Sorry. Yes, I know I was planning on writing about Sunday's show, but something came up last night. As you can see from the title it has to do with a summer treat.
Yesterday, I went to the barn in the afternoon instead of the morning since our weather has been so cool. All was well. Both Sydney and Speedy G got a handful of watermelon rinds over which they smacked their lips in delight. I gave them their beet pulp and came back home knowing that my boys were safe and and happy.
Less than three hours later, the phone rang. RM, the barn owner, was calling to say that Speedy wasn't looking well. He was pacing and pawing and didn't want his dinner. Uh-oh. I told her I was on my way. I live less than 10 minutes from the barn. When I arrived, RM was walking Speedy in the arena.
I listened to his gut - nothing. I watched his flanks for his rate of respiration - higher than normal. I tried to check his pulse, but he was too agitated to stand still. I asked for the lead rope explaining that I wanted to see how quickly he would lay down and once he did, what would he do.
Speedy rolled, but it wasn't violent. He also groaned a bit and then got back up. Yep. It was a belly ache. RM continued to walk him while I put in a call to my favorite vet, Dr. Blanton of Bakersfield Vet Hospital.
Speedy had just passed a nice pile of poop and obliged me with another pile as I was talking to Dr. B. When he pooped though, he did a bit of a squat, very unusual for him, and grunted. He also gave his flank a very suspicious glare. I related his odd pooping behavior to Dr. B as well as described his desire to lay down. He didn't really want to roll, just lay on his belly.
Her quick diagnosis was that he had a gas cramp most likely caused by the watermelon rind. (Hmm ... I've been feeding watermelon for years.) She prescribed a dose of Banamine which RM had waiting for me. I was to call back in an hour to see if that did the trick. Dr. B also confirmed that if a horse wants to lay down, let him. As long as he isn't hurting himself by rolling, it's okay to let them roll or just lay there.
I gave Speedy the Banamine and let him walk beside me around the arena. When we got to the far end where it is nicely shaded, I stopped to see if he would lay down. Sure enough, he plopped down and laid his head down. I tucked my feet under his back and leaned over to rub his belly. I also rocked his belly back and forth by pushing on him with my legs. He quickly lost the pained expression that was on his face and he started to perk up a bit. RM had come down to keep me company and we just sat and chat about nothing in particular. It was clear that Speedy was enjoying the company.

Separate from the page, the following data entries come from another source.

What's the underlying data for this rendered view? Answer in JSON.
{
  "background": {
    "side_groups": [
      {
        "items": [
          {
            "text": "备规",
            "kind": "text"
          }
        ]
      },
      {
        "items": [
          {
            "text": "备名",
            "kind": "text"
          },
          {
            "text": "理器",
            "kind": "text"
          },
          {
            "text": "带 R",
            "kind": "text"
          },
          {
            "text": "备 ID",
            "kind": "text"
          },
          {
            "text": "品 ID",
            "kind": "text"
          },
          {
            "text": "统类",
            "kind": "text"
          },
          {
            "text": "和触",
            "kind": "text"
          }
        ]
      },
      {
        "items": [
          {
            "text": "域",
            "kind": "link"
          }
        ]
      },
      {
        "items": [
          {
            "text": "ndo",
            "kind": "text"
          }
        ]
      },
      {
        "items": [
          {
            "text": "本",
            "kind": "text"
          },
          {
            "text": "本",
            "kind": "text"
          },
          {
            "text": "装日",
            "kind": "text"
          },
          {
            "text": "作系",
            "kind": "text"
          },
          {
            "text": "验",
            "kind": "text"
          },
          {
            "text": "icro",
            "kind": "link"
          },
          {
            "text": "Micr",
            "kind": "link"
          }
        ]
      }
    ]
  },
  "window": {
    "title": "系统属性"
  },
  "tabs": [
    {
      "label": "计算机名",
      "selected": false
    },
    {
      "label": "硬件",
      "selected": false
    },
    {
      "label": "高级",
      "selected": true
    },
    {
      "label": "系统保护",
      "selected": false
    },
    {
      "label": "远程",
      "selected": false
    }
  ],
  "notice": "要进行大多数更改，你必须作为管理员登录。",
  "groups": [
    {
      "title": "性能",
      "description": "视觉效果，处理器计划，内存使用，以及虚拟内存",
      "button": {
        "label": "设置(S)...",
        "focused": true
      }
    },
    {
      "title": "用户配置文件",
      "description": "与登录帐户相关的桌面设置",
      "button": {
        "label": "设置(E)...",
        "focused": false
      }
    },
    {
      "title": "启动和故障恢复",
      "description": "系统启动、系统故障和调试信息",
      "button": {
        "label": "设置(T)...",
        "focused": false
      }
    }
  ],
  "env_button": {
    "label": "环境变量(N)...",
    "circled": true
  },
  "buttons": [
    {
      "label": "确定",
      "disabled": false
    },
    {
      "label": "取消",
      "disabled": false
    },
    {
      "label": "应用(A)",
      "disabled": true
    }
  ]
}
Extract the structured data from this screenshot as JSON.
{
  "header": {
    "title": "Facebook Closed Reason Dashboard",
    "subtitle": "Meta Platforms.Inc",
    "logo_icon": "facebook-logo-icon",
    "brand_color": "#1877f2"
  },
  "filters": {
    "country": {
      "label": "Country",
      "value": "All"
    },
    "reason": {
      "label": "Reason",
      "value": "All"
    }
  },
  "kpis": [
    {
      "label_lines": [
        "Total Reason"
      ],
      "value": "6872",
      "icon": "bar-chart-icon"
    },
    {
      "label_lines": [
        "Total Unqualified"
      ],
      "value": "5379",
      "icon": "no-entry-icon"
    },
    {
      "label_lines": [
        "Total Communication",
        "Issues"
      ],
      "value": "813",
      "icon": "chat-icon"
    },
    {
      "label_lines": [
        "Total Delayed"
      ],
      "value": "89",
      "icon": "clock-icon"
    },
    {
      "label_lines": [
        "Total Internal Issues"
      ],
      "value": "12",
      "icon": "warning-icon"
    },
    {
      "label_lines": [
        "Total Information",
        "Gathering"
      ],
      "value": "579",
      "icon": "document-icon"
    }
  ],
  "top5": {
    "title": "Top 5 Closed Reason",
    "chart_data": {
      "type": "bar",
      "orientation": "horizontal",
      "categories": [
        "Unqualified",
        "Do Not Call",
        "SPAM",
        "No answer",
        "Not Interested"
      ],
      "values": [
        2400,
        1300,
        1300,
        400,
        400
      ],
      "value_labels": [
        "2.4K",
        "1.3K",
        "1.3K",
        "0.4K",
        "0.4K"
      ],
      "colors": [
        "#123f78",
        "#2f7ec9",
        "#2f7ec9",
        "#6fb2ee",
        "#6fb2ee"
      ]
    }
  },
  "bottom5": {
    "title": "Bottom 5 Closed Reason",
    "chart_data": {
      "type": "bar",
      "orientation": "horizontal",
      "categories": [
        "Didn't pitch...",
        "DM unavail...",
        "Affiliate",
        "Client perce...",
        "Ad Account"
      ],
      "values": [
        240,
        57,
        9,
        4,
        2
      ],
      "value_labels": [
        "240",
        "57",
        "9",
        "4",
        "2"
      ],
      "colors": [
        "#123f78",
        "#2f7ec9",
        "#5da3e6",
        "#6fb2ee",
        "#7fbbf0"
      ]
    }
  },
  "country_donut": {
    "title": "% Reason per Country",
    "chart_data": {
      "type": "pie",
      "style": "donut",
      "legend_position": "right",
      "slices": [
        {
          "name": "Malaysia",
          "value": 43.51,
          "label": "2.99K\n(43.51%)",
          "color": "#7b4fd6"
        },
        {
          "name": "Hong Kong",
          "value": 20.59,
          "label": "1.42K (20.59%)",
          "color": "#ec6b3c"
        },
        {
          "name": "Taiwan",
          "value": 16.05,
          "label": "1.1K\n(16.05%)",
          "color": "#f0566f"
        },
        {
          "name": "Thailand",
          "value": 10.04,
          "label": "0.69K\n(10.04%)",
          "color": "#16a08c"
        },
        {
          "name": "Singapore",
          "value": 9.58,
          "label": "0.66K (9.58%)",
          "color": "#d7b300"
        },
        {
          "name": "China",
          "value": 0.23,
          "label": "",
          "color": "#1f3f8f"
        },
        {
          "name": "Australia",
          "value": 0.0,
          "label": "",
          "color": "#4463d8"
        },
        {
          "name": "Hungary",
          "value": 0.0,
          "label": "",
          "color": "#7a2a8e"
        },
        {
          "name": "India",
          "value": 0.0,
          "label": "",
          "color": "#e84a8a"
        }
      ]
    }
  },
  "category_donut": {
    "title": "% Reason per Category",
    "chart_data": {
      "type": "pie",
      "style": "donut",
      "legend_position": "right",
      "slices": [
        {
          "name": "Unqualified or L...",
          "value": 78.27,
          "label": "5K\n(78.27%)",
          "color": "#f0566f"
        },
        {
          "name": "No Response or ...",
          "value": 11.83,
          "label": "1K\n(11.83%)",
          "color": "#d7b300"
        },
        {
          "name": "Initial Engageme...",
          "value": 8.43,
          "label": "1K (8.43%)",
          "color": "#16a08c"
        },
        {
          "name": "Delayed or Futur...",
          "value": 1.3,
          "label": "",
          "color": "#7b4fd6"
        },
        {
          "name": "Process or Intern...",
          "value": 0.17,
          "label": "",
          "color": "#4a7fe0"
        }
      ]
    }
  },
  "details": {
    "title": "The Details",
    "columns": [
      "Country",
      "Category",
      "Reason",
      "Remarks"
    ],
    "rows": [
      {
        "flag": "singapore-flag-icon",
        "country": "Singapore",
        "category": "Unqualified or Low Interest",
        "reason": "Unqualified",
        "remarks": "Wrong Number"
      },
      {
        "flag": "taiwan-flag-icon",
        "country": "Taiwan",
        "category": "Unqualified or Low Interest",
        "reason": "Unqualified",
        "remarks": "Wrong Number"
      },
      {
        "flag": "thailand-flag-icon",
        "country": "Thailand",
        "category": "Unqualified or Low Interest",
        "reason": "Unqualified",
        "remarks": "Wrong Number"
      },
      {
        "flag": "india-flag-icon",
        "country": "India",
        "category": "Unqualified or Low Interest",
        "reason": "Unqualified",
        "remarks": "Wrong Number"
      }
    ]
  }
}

We sat in that position for about 15 minutes: Speedy resting on the ground with me rocking him back and forth. With a relaxed look on his face, Speedy stretched his front legs out in front of him, and I knew he wanted to get up. And that was it. I took his halter off and hung out with him for another half an hour. He shuffled around the arena looking for stuff to eat while occasionally head butting me to let me know that he wanted back in his stall so that he could start his dinner.
I called Dr. B back and gave her a run down on his current condition. She advised that he get only half his dinner, and if all looked well in the morning, he could go back to his regular schedule. She also admonished: if it comes from your kitchen, it's not horse feed. Apparently, watermelon is the most sugar-filled food you can give a horse. She also discourages the use of carrots and apples. Bummer. Speedy loves watermelon and enjoys it as a summer treat. I think I'll stick to official horse treats from now on.
Wicked, wicked watermelon!